START DATA PROVIDED

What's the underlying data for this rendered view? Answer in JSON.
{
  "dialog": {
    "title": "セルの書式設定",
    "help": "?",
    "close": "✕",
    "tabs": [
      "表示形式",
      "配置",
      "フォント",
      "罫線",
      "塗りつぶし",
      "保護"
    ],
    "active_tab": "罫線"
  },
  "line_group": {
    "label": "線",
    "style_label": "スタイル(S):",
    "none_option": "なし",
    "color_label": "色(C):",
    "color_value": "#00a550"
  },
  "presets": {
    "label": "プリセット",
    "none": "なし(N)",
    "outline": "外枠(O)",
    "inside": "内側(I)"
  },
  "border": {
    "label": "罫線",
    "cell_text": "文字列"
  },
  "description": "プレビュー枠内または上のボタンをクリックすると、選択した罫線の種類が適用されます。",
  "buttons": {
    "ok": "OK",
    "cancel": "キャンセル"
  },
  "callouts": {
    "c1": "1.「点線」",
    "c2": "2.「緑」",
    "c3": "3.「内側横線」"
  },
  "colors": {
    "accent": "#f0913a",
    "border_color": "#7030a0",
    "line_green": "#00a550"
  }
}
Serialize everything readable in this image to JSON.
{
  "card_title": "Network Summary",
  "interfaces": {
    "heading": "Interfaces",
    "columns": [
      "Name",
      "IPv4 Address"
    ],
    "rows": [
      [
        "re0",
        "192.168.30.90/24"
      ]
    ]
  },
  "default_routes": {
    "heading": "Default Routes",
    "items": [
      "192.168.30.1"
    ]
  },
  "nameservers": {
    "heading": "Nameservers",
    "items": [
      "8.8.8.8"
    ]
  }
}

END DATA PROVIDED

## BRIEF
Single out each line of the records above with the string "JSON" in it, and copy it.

## ANSWER
What's the underlying data for this rendered view? Answer in JSON.
Serialize everything readable in this image to JSON.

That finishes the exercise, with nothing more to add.